template<typename T>
struct RightTrapezoid final : public BaseTrapezoid<T> {
  template<typename ...Args>
  RightTrapezoid(Args &&...args) :  BaseTrapezoid<T>(std::forward<Args>(args)...){}
};

template<typename T1, typename T2>
inline 
void locCor(Quadrangle<T1> const & r, Point<T2> const & p,float & u,float & v) {
  Vect<float> d = p-r.p;
  // printf("d= %e,%e,%e\n",d.x,d.y,d.z);
  u = dot(d,r.u);
  v = dot(d,r.v);
  // printf("u,v= %e,%e\n",u,v);
}

template<typename T1, typename T2>
inline
bool inside(Rectangle<T1> const & r, Point<T2> const & p) {
  float u,v;
  locCor(r,p,u,v);
  return  (r.ul>std::abs(u) ) &  ( r.vl>std::abs(v) ) ;
}


template<typename T1, typename T2>
inline
bool inside(Trapezoid<T1> const & r, Point<T2> const & p) {
  float u,v;
  locCor(r,p,u,v);
  float ul = r.ul + v * r.alpha;
  // printf("u,v= %e,%e\n",u,v);
  return  (ul>u) &  ( r.vl>std::abs(v) ) ;
}

template<typename T1, typename T2>
inline
bool inside(LeftTrapezoid<T1> const & r, Point<T2> const & p) {
  float u,v;
  locCor(r,p,u,v);
  float ul = r.ul + v * r.alpha;
  // printf("u,v= %e,%e\n",u,v);
  return  (v>0.f ) & (ul>u  ) &  ( (-r.vl)<v ) ;
}

template<typename T1, typename T2>
inline
bool inside(RightTrapezoid<T1> const & r, Point<T2> const & p) {
  float u,v;
  locCor(r,p,u,v);
  float ul = r.ul + v * r.alpha;
  // printf("u,v= %e,%e\n",u,v);
  return  (u<0.f) & (ul>u ) &  ( r.vl>v ) ;
}

and with gcc 4.7 does vectorize!

Polymorphism
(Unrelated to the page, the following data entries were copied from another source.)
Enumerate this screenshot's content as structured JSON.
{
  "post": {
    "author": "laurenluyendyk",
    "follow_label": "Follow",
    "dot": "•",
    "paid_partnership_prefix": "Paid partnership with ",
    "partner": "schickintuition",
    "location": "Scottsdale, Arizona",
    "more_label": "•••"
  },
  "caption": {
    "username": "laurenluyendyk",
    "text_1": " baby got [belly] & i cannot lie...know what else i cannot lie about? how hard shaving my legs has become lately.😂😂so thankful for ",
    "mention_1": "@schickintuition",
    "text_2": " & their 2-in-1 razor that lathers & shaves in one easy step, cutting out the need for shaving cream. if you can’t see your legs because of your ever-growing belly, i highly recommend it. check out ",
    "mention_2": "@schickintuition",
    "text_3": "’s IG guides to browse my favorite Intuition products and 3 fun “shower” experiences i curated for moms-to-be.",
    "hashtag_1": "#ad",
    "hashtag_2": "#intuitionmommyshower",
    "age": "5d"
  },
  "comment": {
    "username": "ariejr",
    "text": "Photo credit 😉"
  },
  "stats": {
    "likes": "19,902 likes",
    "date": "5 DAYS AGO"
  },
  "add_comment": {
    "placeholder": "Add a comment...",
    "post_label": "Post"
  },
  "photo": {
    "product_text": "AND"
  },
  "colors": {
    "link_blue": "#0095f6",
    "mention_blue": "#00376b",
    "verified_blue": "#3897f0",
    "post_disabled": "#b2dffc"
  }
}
What about polymorphism? A truly Object Oriented design would call for functions such as inside(Surface const &, Point const &) and cross(Surface const &, Trajectory const &). Besides the usual issues raised by the fact that cross is a multi-method and its implementation based on double dispatch creates problems of all sorts including cross dependencies and eventually performance inefficiency even in sequential programming, what real profit one can make of those polymorphic functions depends on use cases i.e. in which contexts we will find generic pointers to Surface and Trajectory.

A "reusable" library

Compile time polymorphism (templates) can be exploited for such a use-case as done above for loopInsideKernel

Polymorphic Collections

User extensions and override

-- VincenzoInnocente - 24-Sep-2011

Edit | Attach | Watch | Print version | History: r12 < r11 < r10 < r9 < r8 | Backlinks | Raw View | WYSIWYG | More topic actions
Topic revision: r12 - 2014-05-18 - VincenzoInnocente
 
    • Cern Search Icon Cern Search
    • TWiki Search Icon TWiki Search
    • Google Search Icon Google Search

    LCG All webs login

This site is powered by the TWiki collaboration platform Powered by PerlCopyright & 2008-2020 by the contributing authors. All material on this collaboration platform is the property of the contributing authors.
Ideas, requests, problems regarding TWiki? Send feedback